Show every line from the data below that includes "title".

──────── INFORMATION SHOWN

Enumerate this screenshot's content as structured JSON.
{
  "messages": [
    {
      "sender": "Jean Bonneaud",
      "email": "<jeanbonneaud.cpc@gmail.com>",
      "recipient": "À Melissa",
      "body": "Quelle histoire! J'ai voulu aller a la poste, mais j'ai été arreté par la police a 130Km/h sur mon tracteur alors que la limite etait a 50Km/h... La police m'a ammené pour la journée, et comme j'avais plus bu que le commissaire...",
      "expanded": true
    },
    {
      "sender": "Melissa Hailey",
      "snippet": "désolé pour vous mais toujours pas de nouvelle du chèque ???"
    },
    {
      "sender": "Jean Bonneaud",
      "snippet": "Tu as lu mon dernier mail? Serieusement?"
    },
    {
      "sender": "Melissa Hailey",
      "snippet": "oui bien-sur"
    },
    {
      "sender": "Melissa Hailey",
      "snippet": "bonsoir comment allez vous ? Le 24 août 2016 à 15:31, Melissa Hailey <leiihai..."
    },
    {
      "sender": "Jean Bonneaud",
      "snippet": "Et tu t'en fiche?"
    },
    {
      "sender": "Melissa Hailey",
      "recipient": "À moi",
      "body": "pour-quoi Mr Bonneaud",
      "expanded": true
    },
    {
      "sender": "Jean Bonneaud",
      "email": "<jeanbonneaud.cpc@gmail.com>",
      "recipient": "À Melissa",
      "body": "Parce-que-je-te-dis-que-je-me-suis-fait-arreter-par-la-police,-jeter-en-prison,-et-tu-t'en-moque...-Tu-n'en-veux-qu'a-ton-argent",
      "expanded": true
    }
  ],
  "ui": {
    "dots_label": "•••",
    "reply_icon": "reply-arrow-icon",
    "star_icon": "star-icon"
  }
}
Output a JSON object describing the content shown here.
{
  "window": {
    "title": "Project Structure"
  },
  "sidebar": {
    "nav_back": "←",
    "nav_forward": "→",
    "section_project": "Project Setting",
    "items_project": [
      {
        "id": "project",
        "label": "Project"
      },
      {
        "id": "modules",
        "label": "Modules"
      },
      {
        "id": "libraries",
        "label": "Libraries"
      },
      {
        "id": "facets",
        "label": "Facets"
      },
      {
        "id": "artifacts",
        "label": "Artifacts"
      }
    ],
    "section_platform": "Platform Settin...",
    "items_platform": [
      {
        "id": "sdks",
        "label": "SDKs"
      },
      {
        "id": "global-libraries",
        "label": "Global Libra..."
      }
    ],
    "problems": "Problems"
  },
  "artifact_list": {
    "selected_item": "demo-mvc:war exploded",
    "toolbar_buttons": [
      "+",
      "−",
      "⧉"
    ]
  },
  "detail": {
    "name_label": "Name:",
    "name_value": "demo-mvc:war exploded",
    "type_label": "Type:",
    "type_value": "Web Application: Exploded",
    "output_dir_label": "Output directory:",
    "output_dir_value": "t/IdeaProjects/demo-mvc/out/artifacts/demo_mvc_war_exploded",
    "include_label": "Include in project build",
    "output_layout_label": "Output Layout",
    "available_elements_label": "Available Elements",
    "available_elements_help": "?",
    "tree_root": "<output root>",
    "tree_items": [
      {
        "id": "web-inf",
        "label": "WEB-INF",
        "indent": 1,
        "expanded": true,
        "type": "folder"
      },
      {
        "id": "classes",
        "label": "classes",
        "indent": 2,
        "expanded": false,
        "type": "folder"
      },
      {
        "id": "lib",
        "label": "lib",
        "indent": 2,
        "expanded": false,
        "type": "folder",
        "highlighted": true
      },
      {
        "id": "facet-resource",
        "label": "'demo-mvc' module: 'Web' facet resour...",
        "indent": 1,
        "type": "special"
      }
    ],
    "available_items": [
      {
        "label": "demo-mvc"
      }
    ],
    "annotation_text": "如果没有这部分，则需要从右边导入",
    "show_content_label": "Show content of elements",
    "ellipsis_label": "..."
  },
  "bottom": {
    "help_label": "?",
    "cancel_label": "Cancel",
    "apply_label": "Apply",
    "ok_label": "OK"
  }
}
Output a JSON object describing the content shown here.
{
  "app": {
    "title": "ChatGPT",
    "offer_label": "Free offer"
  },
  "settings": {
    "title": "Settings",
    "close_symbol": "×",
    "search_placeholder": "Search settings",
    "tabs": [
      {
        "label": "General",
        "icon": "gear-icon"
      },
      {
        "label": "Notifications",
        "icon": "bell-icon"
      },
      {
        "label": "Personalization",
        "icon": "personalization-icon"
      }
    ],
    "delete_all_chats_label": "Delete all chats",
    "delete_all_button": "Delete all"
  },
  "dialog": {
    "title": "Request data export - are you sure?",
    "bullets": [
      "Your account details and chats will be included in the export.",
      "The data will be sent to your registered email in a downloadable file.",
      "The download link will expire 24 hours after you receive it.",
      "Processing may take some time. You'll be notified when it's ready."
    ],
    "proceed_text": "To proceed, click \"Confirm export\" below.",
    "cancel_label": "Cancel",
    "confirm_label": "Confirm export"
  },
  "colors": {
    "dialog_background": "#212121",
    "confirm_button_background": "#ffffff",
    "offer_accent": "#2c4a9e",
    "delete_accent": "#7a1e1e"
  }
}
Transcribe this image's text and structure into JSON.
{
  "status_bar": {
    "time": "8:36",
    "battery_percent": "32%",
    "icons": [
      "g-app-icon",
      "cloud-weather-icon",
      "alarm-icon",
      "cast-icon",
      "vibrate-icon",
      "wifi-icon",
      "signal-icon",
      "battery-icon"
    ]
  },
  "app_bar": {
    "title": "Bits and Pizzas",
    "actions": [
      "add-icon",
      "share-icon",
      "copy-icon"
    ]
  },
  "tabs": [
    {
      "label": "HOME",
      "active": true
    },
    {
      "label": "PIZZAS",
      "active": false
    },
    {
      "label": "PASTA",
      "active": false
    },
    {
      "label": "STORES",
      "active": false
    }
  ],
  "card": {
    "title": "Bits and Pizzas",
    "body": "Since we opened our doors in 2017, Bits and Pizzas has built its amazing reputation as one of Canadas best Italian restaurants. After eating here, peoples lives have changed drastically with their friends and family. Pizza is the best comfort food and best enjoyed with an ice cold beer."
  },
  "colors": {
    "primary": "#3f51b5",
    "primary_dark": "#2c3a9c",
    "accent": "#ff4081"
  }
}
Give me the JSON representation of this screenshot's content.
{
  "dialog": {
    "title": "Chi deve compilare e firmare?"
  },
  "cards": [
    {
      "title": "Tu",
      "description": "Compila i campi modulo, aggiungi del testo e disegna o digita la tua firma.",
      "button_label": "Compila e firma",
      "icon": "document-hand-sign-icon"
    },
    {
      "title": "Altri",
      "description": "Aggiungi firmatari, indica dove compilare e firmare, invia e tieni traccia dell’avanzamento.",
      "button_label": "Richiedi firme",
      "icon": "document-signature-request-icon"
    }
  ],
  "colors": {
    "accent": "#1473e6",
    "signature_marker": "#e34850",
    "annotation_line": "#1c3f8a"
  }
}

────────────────

• PROBLEM SOLUTION:
    "title": "Project Structure"
    "title": "ChatGPT",
    "title": "Settings",
    "title": "Request data export - are you sure?",
    "title": "Bits and Pizzas",
    "title": "Bits and Pizzas",
    "title": "Chi deve compilare e firmare?"
      "title": "Tu",
      "title": "Altri",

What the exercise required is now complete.